While reading through the material below, copy each line that holds the word "Guiana".

*** Block opens ***

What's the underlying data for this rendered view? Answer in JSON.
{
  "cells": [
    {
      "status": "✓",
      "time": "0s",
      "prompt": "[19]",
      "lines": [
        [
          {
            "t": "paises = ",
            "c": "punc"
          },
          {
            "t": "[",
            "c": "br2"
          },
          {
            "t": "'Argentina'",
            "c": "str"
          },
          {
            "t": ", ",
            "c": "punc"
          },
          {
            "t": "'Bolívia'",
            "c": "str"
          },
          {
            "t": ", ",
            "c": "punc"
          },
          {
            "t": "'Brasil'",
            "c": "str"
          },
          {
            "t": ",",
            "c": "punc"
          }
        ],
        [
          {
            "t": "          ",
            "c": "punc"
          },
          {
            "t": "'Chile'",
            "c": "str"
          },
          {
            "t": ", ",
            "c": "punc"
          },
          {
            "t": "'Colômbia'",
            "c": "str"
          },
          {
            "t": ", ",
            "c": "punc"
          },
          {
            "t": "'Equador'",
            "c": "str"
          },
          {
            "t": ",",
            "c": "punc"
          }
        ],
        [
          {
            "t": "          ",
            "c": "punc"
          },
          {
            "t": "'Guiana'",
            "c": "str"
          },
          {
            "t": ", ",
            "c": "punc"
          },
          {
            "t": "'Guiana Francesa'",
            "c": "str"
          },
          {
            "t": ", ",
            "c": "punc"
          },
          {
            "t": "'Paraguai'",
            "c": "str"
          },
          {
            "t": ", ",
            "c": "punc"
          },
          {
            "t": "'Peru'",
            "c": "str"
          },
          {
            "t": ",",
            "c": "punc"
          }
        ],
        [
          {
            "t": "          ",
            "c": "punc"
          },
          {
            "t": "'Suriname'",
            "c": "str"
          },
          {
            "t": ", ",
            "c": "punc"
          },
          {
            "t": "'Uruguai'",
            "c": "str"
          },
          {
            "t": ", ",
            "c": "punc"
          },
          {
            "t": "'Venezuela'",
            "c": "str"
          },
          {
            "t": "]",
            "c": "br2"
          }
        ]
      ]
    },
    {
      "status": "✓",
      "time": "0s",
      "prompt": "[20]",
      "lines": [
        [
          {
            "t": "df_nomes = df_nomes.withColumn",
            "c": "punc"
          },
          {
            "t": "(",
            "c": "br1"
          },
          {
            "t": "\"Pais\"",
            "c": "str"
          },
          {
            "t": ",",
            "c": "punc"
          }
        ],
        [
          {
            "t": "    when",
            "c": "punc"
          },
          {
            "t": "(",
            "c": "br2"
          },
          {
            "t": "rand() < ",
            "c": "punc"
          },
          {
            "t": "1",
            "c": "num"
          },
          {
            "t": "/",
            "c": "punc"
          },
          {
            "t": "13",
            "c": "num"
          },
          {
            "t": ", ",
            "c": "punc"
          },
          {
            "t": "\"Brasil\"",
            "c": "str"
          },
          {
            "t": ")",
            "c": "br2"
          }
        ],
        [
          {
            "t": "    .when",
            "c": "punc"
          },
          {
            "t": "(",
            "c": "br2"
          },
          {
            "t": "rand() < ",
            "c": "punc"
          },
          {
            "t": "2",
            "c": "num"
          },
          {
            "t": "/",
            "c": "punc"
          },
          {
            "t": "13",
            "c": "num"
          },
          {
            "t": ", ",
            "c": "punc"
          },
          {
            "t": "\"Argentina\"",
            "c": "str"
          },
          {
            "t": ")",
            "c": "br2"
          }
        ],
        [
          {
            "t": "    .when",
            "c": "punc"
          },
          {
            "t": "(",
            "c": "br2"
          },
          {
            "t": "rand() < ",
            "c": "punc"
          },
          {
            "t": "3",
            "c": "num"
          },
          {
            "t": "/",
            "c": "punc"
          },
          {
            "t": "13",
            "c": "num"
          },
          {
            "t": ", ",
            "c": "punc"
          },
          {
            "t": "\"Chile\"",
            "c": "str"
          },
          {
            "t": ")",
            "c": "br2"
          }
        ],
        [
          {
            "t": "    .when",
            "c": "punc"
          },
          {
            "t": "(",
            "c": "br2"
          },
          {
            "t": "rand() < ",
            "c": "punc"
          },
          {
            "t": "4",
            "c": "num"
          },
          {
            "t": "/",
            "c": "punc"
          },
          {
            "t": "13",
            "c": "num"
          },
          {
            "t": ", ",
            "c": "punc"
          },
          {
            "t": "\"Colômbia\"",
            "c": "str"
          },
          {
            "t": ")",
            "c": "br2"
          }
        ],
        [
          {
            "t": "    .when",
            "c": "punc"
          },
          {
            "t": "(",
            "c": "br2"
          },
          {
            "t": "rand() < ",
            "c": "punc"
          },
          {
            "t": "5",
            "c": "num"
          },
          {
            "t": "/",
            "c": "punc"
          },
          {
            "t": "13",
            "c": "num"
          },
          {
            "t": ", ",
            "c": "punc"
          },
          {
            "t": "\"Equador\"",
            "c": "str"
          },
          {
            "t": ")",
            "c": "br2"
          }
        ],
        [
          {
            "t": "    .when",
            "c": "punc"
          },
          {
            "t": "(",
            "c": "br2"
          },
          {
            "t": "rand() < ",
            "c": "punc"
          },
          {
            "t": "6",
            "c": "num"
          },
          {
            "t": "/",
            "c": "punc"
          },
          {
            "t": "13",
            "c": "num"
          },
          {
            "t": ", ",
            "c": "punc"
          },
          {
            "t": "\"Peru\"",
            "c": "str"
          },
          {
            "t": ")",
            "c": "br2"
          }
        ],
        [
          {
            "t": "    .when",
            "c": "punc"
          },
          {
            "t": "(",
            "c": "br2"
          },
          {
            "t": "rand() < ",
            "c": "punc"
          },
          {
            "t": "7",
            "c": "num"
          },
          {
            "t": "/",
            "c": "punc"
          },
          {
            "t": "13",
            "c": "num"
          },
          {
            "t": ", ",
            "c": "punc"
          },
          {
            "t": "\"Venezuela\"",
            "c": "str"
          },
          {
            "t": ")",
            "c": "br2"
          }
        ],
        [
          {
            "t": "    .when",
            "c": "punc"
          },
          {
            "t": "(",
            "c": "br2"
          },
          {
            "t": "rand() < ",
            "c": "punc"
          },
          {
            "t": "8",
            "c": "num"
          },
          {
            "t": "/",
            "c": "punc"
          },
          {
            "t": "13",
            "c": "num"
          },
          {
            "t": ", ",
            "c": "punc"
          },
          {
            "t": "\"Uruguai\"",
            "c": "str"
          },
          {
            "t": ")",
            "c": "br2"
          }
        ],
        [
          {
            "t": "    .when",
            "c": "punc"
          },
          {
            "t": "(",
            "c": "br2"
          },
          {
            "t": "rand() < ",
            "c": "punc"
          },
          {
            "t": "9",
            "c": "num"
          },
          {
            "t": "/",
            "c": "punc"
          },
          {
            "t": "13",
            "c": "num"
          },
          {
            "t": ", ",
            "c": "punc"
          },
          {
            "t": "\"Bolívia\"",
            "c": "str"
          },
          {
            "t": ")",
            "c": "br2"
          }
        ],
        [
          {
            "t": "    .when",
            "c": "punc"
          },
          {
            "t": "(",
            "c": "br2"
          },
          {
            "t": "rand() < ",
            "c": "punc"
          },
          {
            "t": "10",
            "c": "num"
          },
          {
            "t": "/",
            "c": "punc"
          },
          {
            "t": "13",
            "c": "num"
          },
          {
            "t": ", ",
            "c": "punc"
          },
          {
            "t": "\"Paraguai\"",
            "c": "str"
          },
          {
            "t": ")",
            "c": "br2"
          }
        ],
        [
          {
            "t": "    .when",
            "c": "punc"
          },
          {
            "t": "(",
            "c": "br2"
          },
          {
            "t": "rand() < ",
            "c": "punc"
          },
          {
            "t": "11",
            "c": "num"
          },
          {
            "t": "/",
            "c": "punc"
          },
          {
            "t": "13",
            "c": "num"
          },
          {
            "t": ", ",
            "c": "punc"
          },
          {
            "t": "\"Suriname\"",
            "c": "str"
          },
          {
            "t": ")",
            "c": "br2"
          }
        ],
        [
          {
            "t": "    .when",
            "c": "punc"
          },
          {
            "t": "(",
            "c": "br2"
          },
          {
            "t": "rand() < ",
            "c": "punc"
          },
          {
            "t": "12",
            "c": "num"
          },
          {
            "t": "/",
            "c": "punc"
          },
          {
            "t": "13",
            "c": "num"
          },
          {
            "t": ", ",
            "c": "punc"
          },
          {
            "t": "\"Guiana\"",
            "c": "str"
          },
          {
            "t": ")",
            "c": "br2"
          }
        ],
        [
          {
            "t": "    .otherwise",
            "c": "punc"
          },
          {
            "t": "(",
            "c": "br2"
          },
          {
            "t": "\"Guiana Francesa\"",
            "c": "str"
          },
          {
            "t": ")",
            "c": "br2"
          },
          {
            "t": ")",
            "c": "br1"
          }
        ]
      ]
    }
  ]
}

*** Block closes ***

*Exercise result*.
            "t": "'Guiana'",
            "t": "'Guiana Francesa'",
            "t": "\"Guiana\"",
            "t": "\"Guiana Francesa\"",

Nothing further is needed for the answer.